(MATERIAL SHOWN begins)

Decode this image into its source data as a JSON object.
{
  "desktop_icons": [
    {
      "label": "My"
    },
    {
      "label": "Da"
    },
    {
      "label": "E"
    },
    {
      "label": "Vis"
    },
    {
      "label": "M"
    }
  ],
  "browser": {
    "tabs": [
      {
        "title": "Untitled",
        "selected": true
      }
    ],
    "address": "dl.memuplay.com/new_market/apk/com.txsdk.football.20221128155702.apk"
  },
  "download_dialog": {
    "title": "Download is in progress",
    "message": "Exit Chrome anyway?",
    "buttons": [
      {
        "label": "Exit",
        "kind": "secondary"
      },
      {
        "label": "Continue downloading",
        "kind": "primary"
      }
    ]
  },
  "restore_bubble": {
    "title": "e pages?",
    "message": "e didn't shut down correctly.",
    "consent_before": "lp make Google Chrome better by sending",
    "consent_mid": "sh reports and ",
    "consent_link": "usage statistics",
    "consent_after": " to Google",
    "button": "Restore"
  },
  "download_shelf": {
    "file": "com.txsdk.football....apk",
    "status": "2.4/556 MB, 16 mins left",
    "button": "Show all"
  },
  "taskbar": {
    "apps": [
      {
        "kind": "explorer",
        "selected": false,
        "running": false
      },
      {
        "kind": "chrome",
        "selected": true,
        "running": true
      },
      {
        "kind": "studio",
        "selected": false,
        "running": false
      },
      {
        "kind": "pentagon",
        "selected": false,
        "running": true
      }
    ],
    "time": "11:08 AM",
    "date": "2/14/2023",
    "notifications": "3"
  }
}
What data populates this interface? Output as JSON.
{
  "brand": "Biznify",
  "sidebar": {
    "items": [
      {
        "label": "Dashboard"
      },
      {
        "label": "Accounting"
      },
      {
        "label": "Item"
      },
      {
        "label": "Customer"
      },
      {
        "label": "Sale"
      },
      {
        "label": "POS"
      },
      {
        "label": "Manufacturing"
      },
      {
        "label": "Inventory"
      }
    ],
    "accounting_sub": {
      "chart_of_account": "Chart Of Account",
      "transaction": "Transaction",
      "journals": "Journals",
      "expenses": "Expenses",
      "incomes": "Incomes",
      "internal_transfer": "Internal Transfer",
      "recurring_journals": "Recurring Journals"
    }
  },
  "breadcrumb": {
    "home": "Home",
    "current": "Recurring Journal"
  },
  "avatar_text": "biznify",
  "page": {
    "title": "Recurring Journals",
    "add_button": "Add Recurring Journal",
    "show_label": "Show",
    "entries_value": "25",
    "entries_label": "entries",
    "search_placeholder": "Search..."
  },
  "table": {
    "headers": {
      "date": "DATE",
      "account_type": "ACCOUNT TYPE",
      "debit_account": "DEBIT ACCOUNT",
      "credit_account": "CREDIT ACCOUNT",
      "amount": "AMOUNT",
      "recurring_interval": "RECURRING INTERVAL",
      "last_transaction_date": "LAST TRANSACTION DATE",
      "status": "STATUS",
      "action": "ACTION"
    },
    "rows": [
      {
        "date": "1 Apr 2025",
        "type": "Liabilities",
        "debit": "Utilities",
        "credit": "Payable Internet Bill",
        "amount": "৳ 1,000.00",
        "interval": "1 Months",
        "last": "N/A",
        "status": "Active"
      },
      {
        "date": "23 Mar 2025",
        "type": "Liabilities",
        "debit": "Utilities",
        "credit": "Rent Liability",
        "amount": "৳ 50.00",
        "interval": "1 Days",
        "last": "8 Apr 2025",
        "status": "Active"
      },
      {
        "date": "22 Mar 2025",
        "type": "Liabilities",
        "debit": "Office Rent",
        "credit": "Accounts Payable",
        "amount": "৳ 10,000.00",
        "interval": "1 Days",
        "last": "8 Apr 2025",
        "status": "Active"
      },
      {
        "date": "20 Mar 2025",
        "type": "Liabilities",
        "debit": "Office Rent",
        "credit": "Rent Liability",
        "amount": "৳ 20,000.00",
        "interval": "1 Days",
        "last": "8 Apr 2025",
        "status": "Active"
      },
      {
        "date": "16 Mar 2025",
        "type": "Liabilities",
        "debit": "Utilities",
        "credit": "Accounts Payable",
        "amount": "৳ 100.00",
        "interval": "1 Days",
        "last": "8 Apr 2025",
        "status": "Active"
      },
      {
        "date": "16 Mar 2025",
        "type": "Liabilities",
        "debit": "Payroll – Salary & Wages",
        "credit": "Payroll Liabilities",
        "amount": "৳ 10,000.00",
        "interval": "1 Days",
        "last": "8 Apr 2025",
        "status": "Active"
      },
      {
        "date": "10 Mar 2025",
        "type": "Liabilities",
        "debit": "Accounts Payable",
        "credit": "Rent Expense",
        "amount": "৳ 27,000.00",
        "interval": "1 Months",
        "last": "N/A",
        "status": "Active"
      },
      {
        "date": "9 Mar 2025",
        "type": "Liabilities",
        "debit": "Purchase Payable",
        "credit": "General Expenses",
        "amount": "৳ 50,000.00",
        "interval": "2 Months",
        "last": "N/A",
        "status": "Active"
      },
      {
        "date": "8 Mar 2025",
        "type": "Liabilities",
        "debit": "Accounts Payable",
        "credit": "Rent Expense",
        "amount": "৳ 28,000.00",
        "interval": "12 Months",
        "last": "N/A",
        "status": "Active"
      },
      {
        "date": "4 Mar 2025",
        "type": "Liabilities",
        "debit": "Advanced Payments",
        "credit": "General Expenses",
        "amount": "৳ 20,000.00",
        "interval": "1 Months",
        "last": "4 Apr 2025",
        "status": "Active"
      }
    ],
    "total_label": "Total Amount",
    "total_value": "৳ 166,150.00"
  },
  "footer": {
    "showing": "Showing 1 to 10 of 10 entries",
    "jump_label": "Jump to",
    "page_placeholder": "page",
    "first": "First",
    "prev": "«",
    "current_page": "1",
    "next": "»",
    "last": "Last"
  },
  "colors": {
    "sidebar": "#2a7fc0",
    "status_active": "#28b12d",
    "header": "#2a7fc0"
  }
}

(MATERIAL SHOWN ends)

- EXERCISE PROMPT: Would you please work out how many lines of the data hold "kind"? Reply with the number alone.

- SOLUTION TO THIS TASK: 6